== TASK DESCRIPTION ==
Pull each line containing "name" out of the listing below.

== SUPPLIED DATA ==
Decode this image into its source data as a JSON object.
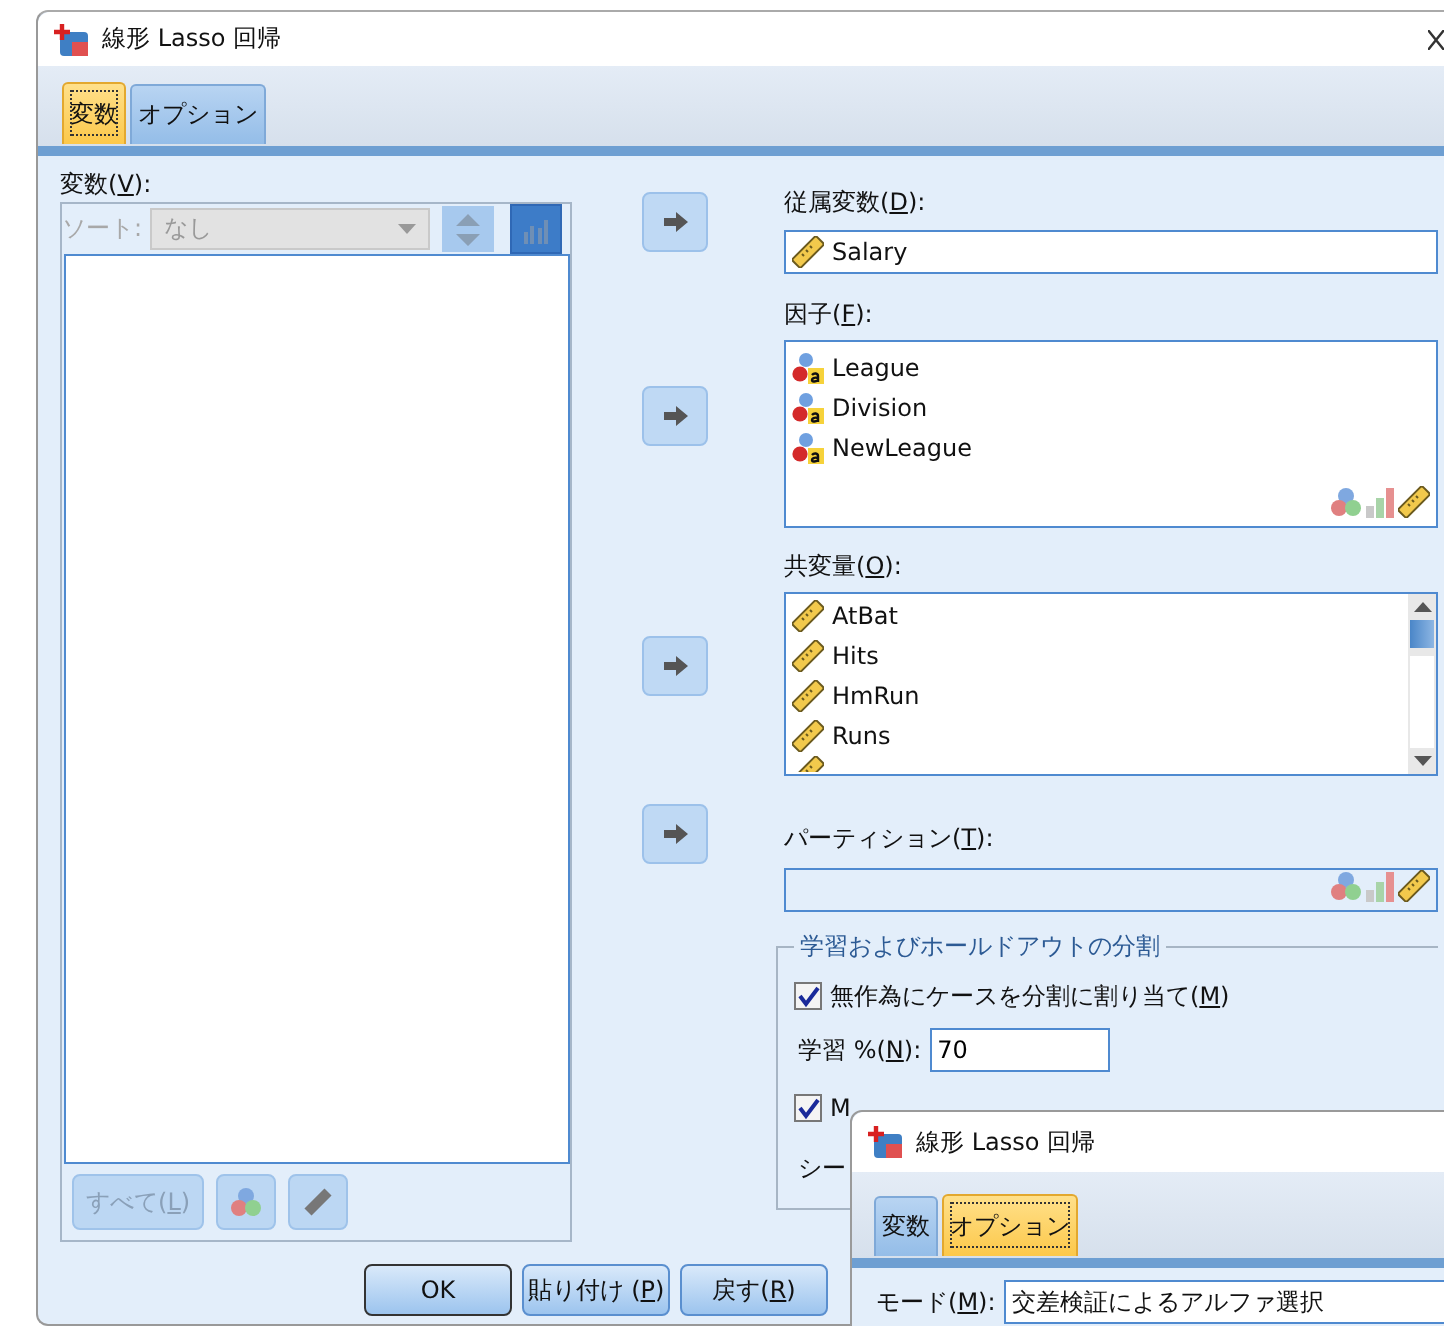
{
  "window": {
    "title": "線形 Lasso 回帰"
  },
  "tabs": [
    {
      "label": "変数",
      "selected": true
    },
    {
      "label": "オプション",
      "selected": false
    }
  ],
  "variables_panel": {
    "label": {
      "pre": "変数(",
      "key": "V",
      "post": "):"
    },
    "sort_label": "ソート:",
    "sort_value": "なし",
    "disabled": true,
    "buttons": [
      {
        "kind": "text",
        "label": {
          "pre": "すべて(",
          "key": "L",
          "post": ")"
        }
      },
      {
        "kind": "nominal"
      },
      {
        "kind": "scale"
      }
    ]
  },
  "dependent": {
    "label": {
      "pre": "従属変数(",
      "key": "D",
      "post": "):"
    },
    "items": [
      {
        "name": "Salary",
        "kind": "scale"
      }
    ]
  },
  "factors": {
    "label": {
      "pre": "因子(",
      "key": "F",
      "post": "):"
    },
    "items": [
      {
        "name": "League",
        "kind": "nominal"
      },
      {
        "name": "Division",
        "kind": "nominal"
      },
      {
        "name": "NewLeague",
        "kind": "nominal"
      }
    ]
  },
  "covariates": {
    "label": {
      "pre": "共変量(",
      "key": "O",
      "post": "):"
    },
    "items": [
      {
        "name": "AtBat",
        "kind": "scale"
      },
      {
        "name": "Hits",
        "kind": "scale"
      },
      {
        "name": "HmRun",
        "kind": "scale"
      },
      {
        "name": "Runs",
        "kind": "scale"
      }
    ]
  },
  "partition": {
    "label": {
      "pre": "パーティション(",
      "key": "T",
      "post": "):"
    }
  },
  "split_group": {
    "title": "学習およびホールドアウトの分割",
    "random_assign": {
      "label": {
        "pre": "無作為にケースを分割に割り当て(",
        "key": "M",
        "post": ")"
      },
      "checked": true
    },
    "training_percent": {
      "label": {
        "pre": "学習 %(",
        "key": "N",
        "post": "):"
      },
      "value": "70"
    },
    "option_2": {
      "label": "M",
      "checked": true
    },
    "option_3": {
      "label": "シー"
    }
  },
  "buttons": [
    {
      "label": {
        "pre": "OK"
      },
      "default": true
    },
    {
      "label": {
        "pre": "貼り付け (",
        "key": "P",
        "post": ")"
      },
      "default": false
    },
    {
      "label": {
        "pre": "戻す(",
        "key": "R",
        "post": ")"
      },
      "default": false
    }
  ],
  "overlay_dialog": {
    "title": "線形 Lasso 回帰",
    "tabs": [
      {
        "label": "変数",
        "selected": false
      },
      {
        "label": "オプション",
        "selected": true
      }
    ],
    "mode": {
      "label": {
        "pre": "モード(",
        "key": "M",
        "post": "):"
      },
      "value": "交差検証によるアルファ選択"
    }
  }
}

== TASK ANSWER ==
        "name": "Salary",
        "name": "League",
        "name": "Division",
        "name": "NewLeague",
        "name": "AtBat",
        "name": "Hits",
        "name": "HmRun",
        "name": "Runs",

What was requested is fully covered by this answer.